Renaissance Art finds itself emerging between the 14th and 16th centuries A.D. Within this period the Renaissance movement itself, along with all that lead up to the actuality of the movement influences all of its art. Painters and sculptors are influenced by humanism and secularism respectively. Unlike the Middle Ages (period before it) human thought was focused away from God, heavenly saints, and it began to examine the natural aspect of living on Earth. As Greek and Roman scientific methods began to be revived, artists began to be perceived as knowledgeable, respected figures in society and no longer artisans or craftsmen. A profession in the visual arts called for knowledge of mathematical perspective, optics, geometry, and anatomy. It was this exploration of fields in science, biology, architecture, mathematics, and engineering lead art of the Renaissance to be distinct from its predecessors. By solely using “secular humanism” as a means to identify art of this period we see changes in the depiction of saints and/or individuals of religious importance where halos become to disappear and the size of such figures actually are more scaled to look like ordinary people.
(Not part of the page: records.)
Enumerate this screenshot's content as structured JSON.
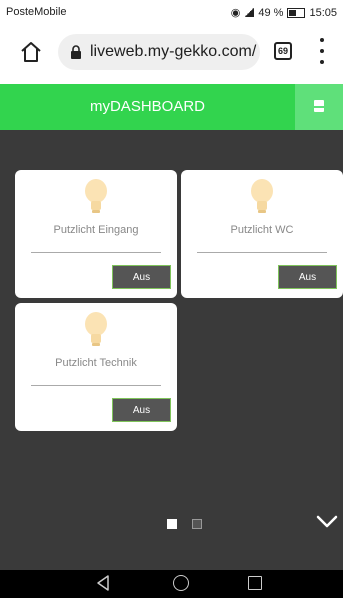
{
  "status_bar": {
    "carrier": "PosteMobile",
    "battery_percent": "49 %",
    "time": "15:05"
  },
  "browser": {
    "url": "liveweb.my-gekko.com/",
    "tab_count": "69"
  },
  "app": {
    "title": "myDASHBOARD"
  },
  "cards": [
    {
      "label": "Putzlicht Eingang",
      "button": "Aus"
    },
    {
      "label": "Putzlicht WC",
      "button": "Aus"
    },
    {
      "label": "Putzlicht Technik",
      "button": "Aus"
    }
  ],
  "pager": {
    "current_page": 1,
    "page_count": 2
  },
  "icons": {
    "home": "home-icon",
    "lock": "lock-icon",
    "menu": "more-vert-icon",
    "bulb": "light-bulb-icon",
    "chevron": "chevron-down-icon",
    "header_button": "door-icon"
  },
  "colors": {
    "header_green": "#32d44e",
    "button_border": "#7fc45a",
    "background": "#3a3a3a"
  }
}
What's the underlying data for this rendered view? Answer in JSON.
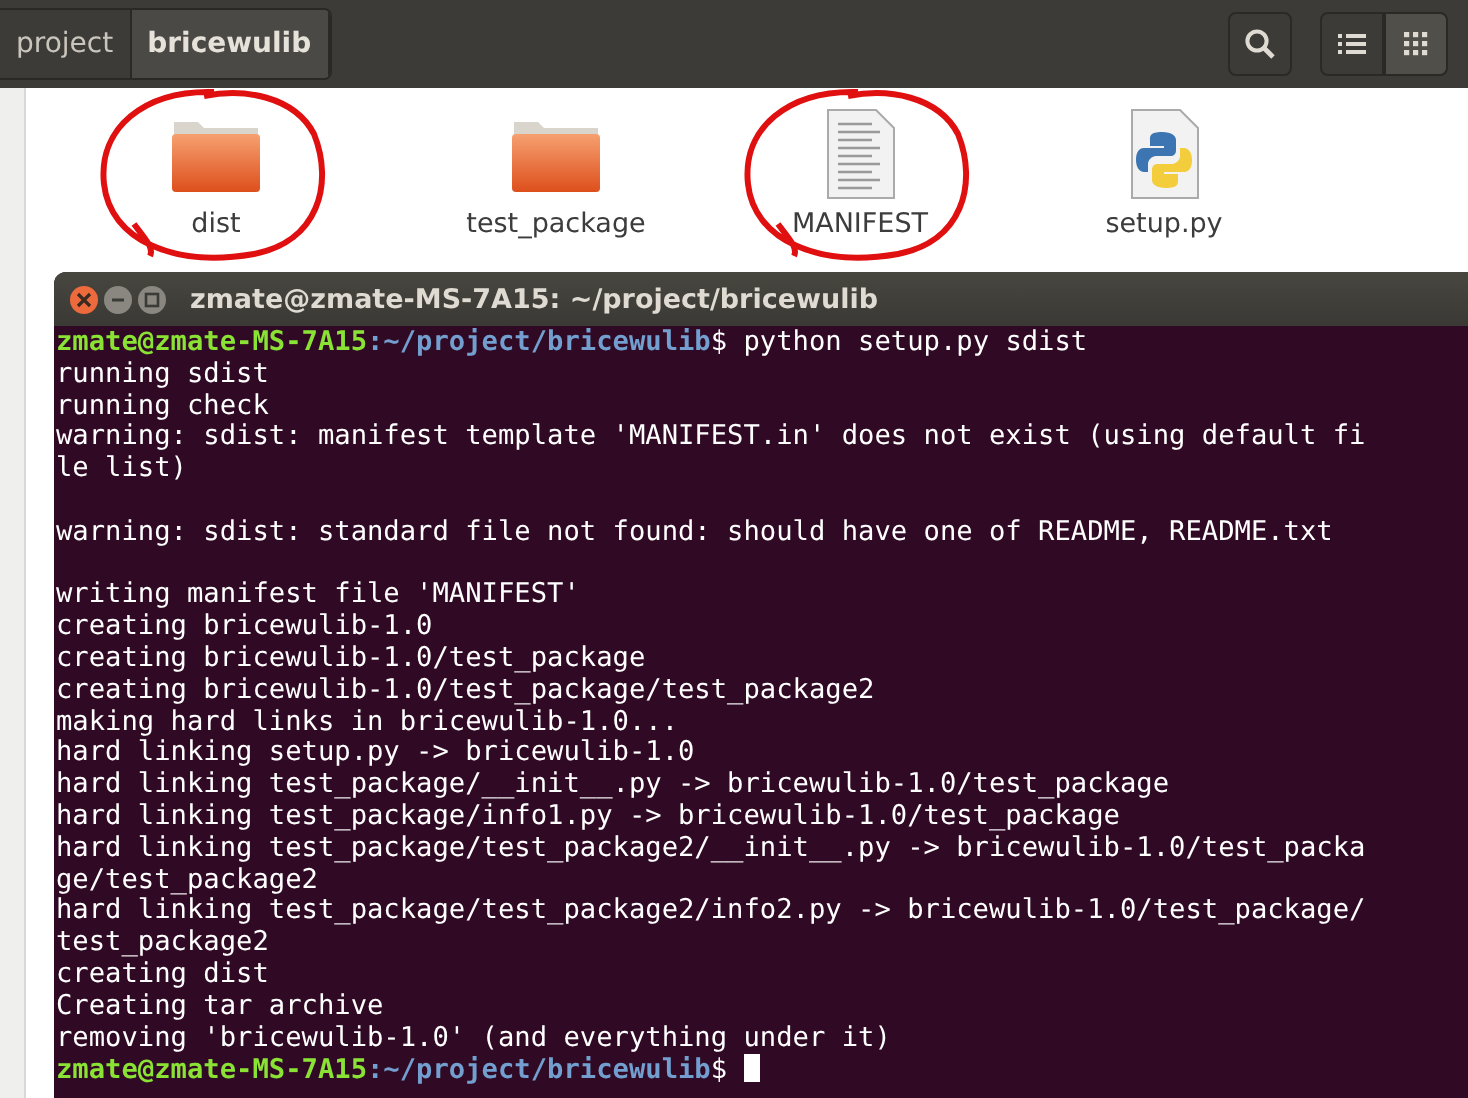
{
  "path_bar": [
    {
      "label": "project",
      "selected": false
    },
    {
      "label": "bricewulib",
      "selected": true
    }
  ],
  "view_buttons": [
    {
      "kind": "list",
      "selected": false
    },
    {
      "kind": "grid",
      "selected": true
    }
  ],
  "files": [
    {
      "name": "dist",
      "kind": "folder",
      "circled": true
    },
    {
      "name": "test_package",
      "kind": "folder",
      "circled": false
    },
    {
      "name": "MANIFEST",
      "kind": "text",
      "circled": true
    },
    {
      "name": "setup.py",
      "kind": "python",
      "circled": false
    }
  ],
  "terminal": {
    "title": "zmate@zmate-MS-7A15: ~/project/bricewulib",
    "lines": [
      {
        "kind": "prompt",
        "user": "zmate@zmate-MS-7A15",
        "path": ":~/project/bricewulib",
        "command": "$ python setup.py sdist",
        "cursor": false
      },
      {
        "kind": "output",
        "text": "running sdist"
      },
      {
        "kind": "output",
        "text": "running check"
      },
      {
        "kind": "output",
        "text": "warning: sdist: manifest template 'MANIFEST.in' does not exist (using default fi"
      },
      {
        "kind": "output",
        "text": "le list)"
      },
      {
        "kind": "blank"
      },
      {
        "kind": "output",
        "text": "warning: sdist: standard file not found: should have one of README, README.txt"
      },
      {
        "kind": "blank"
      },
      {
        "kind": "output",
        "text": "writing manifest file 'MANIFEST'"
      },
      {
        "kind": "output",
        "text": "creating bricewulib-1.0"
      },
      {
        "kind": "output",
        "text": "creating bricewulib-1.0/test_package"
      },
      {
        "kind": "output",
        "text": "creating bricewulib-1.0/test_package/test_package2"
      },
      {
        "kind": "output",
        "text": "making hard links in bricewulib-1.0..."
      },
      {
        "kind": "output",
        "text": "hard linking setup.py -> bricewulib-1.0"
      },
      {
        "kind": "output",
        "text": "hard linking test_package/__init__.py -> bricewulib-1.0/test_package"
      },
      {
        "kind": "output",
        "text": "hard linking test_package/info1.py -> bricewulib-1.0/test_package"
      },
      {
        "kind": "output",
        "text": "hard linking test_package/test_package2/__init__.py -> bricewulib-1.0/test_packa"
      },
      {
        "kind": "output",
        "text": "ge/test_package2"
      },
      {
        "kind": "output",
        "text": "hard linking test_package/test_package2/info2.py -> bricewulib-1.0/test_package/"
      },
      {
        "kind": "output",
        "text": "test_package2"
      },
      {
        "kind": "output",
        "text": "creating dist"
      },
      {
        "kind": "output",
        "text": "Creating tar archive"
      },
      {
        "kind": "output",
        "text": "removing 'bricewulib-1.0' (and everything under it)"
      },
      {
        "kind": "prompt",
        "user": "zmate@zmate-MS-7A15",
        "path": ":~/project/bricewulib",
        "command": "$ ",
        "cursor": true
      }
    ]
  }
}
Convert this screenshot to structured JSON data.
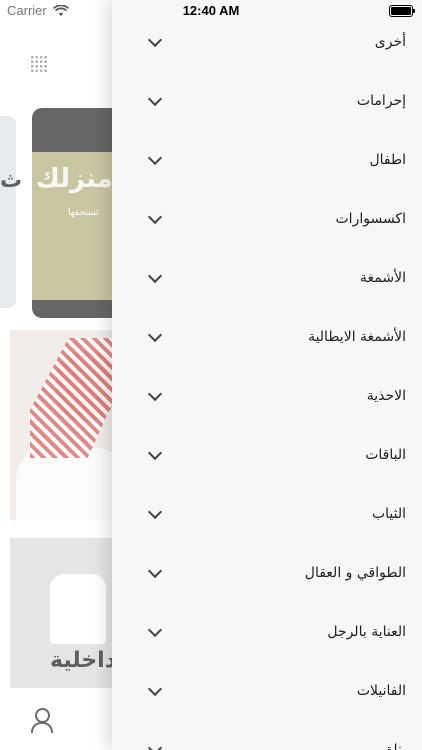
{
  "status_bar": {
    "carrier": "Carrier",
    "time": "12:40 AM"
  },
  "background": {
    "banner_word": "منزلك",
    "banner_sub": "تستحقها",
    "left_card_glyph": "ث",
    "under_word": "داخلية"
  },
  "drawer": {
    "items": [
      {
        "label": "أخرى"
      },
      {
        "label": "إحرامات"
      },
      {
        "label": "اطفال"
      },
      {
        "label": "اكسسوارات"
      },
      {
        "label": "الأشمغة"
      },
      {
        "label": "الأشمغة الايطالية"
      },
      {
        "label": "الاحذية"
      },
      {
        "label": "الباقات"
      },
      {
        "label": "الثياب"
      },
      {
        "label": "الطواقي و العقال"
      },
      {
        "label": "العناية بالرجل"
      },
      {
        "label": "الفانيلات"
      },
      {
        "label": "بناة"
      }
    ]
  }
}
During the Renaissance we also see paintings transform in their presentation. Oil paints were used for the time, and the mixing of egg yolks for pigmentsis replaced. With oil, paint became translucent and more vivid colors were used, as well as more depth in paintings. The works of art that were a result of the Renaissance were made with attention to detail, and have a natural essence to them-which is exactly what artists intended. Evidence of this lays in well-known examples from this period of time such as the “Last Supper” and the “Mona Lisa” by Leonardo Da Vinci, as well as Michelangelo’s sculptures and his artwork on the ceiling of the Sistine Chapel.
“Renaissance Art.” History Department, Hanover College. Hanover.edu. Web. 24 Sept. 2009. <http://history.hanover.edu/courses/art/111ren.html>.
“Renaissance Art Gallery.” Renaissance Art. Www.csun.edu. Web. Sept. 2009. <http://www.csun.edu/~aee52628/files/pdf/Renaissance/Ren.Art.Gallery.pdf>.
Sistine Chapel . Hanover.edu. Web. Sept. 2009. <http://history.hanover.edu/courses/art/micsis2.jpg>.
Witcombe, Prof. Christopher. “What is Art?…. What is an Artist.” Arthistory.sbc.edu. Department of Art History: SBC Virginia, Fall 1997. Web. Sept. 2009. <http://www.arthistory.sbc.edu/artartists/renaissance.html>.